━━━ ENTRIES SUPPLIED ━━━

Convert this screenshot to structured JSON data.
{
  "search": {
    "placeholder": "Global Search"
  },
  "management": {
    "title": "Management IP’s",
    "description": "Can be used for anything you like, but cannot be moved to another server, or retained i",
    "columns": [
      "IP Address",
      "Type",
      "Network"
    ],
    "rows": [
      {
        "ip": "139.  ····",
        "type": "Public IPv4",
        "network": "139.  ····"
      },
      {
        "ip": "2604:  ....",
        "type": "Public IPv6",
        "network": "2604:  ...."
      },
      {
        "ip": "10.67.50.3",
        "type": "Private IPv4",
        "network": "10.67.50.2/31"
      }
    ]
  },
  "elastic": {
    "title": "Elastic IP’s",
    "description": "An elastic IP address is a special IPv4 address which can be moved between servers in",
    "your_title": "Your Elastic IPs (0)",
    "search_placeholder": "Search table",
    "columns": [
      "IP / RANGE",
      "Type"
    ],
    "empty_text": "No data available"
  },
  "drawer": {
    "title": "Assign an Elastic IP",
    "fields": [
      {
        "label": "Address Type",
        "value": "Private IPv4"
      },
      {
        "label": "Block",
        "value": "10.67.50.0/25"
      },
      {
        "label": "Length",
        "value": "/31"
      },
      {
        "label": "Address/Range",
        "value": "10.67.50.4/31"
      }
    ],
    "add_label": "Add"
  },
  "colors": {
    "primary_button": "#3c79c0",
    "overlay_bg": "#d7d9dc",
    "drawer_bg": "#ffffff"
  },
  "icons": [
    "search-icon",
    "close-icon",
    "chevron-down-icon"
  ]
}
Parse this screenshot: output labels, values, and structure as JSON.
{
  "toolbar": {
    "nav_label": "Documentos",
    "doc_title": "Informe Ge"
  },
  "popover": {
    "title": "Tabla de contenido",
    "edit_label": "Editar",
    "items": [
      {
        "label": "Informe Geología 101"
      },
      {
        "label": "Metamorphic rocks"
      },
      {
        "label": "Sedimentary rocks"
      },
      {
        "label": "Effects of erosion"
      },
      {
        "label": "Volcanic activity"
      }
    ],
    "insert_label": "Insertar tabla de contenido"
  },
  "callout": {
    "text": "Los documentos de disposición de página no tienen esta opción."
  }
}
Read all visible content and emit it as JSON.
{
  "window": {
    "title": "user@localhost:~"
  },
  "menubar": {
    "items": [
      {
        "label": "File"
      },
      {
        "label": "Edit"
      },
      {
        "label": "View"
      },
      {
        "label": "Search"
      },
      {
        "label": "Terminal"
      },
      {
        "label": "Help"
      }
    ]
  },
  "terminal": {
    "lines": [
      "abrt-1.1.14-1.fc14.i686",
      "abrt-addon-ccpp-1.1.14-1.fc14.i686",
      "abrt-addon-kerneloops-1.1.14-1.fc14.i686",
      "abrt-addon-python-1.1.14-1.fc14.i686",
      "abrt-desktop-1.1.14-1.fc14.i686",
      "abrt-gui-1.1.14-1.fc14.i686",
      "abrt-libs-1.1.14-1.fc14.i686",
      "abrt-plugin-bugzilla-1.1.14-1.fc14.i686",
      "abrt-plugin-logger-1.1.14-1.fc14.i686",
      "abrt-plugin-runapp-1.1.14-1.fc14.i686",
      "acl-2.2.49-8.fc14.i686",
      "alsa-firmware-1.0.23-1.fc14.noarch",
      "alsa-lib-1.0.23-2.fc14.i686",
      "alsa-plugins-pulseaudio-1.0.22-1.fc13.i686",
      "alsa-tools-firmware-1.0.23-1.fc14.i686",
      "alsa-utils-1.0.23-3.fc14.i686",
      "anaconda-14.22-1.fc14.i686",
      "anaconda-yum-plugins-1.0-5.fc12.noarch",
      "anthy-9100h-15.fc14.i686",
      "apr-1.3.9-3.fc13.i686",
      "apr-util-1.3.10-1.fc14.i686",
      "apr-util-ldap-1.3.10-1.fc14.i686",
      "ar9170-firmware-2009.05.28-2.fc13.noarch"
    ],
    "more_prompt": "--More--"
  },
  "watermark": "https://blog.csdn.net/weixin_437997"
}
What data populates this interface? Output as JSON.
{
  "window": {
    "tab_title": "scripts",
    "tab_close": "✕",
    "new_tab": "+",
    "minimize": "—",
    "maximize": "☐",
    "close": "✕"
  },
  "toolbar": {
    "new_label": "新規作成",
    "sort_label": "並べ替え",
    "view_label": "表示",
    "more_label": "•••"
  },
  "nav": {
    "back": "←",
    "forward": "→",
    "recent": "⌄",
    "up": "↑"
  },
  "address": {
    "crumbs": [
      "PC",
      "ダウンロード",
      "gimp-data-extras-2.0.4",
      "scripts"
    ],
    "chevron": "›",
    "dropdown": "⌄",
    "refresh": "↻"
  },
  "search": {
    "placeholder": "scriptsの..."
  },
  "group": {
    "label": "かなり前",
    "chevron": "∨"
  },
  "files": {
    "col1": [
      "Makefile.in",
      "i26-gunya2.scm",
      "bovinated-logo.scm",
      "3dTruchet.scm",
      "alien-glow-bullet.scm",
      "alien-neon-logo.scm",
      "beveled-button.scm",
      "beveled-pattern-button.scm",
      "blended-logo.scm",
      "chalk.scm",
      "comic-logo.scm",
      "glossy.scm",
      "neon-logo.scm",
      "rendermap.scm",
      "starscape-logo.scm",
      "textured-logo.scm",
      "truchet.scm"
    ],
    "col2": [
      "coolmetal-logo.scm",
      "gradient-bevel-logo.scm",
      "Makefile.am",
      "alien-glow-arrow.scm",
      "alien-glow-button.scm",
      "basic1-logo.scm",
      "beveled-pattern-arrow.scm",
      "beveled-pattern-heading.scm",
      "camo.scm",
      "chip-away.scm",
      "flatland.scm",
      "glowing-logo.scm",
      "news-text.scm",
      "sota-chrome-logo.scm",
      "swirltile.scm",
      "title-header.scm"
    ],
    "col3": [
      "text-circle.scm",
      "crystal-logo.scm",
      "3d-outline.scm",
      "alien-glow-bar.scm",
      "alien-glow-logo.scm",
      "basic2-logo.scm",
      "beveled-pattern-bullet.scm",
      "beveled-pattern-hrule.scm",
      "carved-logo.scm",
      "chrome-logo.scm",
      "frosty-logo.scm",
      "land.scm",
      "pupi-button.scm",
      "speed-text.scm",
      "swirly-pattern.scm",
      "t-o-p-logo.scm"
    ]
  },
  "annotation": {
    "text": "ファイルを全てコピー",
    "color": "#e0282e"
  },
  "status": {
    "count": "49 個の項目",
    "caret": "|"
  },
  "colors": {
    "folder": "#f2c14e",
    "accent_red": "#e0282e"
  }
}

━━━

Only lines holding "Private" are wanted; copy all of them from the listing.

        "type": "Private IPv4",
        "value": "Private IPv4"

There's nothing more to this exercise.